Metro’s new blogging service Metrobloggen, which was launched on June 18, has made quite a splash in the blogosphere. The idea to pay bloggers half a cent (3 öre) per page view has lured some 2,300 bloggers to sign up in just three days, according to Dagens Media. But I get just a tad bit suspicious when the service has already closed for new sign-ups in order to expand the capacity. Who builds a system that can only handle 2,000+ users in this day of blog hysteria? I may be totally out of line here, but a more reasonable explanation could be that Metrobloggen hasn’t been able to sell enough ads on the service to finance the flood of users. In a comment to blogger Makan Amini, Mattias Nyman at Metrobloggen says that “Yes, we sell ads but we haven’t really started yet […]”. I would like to get answers to these questions to believe that there isn’t something fishy going on here.
– How many blogs was the system initally built to handle?
– What are the bottlenecks?
– Exactly what capacity is it that needs to be expanded and how long will this take?
All in all, Metrobloggen has done a pretty bad job PR wise. Most bloggers have focused on negative aspects in the user agreement, like:

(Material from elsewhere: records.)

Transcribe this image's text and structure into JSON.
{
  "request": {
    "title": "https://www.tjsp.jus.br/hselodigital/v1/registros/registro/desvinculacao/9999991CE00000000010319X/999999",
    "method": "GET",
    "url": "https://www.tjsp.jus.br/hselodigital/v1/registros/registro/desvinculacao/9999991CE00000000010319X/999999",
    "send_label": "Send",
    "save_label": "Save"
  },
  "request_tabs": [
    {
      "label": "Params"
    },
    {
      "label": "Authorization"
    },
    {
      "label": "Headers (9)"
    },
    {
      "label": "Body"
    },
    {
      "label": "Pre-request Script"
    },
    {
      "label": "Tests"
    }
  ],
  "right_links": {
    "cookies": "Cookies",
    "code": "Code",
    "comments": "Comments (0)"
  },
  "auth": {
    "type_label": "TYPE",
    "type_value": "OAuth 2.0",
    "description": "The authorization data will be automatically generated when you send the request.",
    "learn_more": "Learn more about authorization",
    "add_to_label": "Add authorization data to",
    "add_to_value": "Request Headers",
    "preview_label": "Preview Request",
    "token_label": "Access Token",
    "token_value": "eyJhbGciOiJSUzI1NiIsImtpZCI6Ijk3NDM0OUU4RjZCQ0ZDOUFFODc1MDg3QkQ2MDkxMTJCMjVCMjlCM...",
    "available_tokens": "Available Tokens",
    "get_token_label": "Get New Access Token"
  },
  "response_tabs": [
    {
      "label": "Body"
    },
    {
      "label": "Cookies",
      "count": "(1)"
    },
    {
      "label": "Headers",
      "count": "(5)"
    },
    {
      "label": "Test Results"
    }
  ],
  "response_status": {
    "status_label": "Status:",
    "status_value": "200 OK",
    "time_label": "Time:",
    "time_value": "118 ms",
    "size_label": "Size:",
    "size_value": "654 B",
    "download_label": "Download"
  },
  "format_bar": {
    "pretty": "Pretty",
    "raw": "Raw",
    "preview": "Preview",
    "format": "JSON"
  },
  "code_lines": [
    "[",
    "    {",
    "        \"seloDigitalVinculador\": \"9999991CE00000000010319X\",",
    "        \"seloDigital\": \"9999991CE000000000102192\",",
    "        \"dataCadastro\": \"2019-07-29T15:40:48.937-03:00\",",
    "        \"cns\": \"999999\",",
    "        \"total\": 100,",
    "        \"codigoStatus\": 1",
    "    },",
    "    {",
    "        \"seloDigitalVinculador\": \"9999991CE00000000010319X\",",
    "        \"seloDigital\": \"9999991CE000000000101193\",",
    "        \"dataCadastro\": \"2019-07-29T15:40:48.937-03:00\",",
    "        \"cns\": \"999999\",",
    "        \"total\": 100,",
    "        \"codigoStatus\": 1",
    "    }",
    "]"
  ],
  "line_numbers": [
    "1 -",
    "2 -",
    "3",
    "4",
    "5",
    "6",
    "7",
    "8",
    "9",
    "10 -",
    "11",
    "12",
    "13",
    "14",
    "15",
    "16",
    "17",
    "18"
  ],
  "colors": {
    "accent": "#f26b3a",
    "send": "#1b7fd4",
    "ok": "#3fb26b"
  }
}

– You need to have at least 5,000 page views per month to get paid.
– Metrobloggen can introduce a maximum level that a popular blog gets paid.
– Payments are done through a MasterCard with several limitations to it.
– Bloggers aren’t allowed to publish any other (graphic) ads on their blogs.
– Bloggers give Metro permission to use anything you write and publish it without giving you compensation.
Then there was the kerfuffle with a blog that aimed to raise a million kronor for the Swedish Red Cross, but Metrobloggen closed the blog down within 13 hours. I can understand some of the rationale behind closing it down, but the blogosphere isn’t pulling its punches. Makan Amini made a video about the whole thing and posted it to YouTube where it has been viewed at least 2,000 times.
Beas tankar also noticed some striking similarities between Metrobloggen’s icons and Blogger’s icons.
What was really a very good initiative has been given a luke warm reception in part due to bad PR tactics and a desire to own and control content.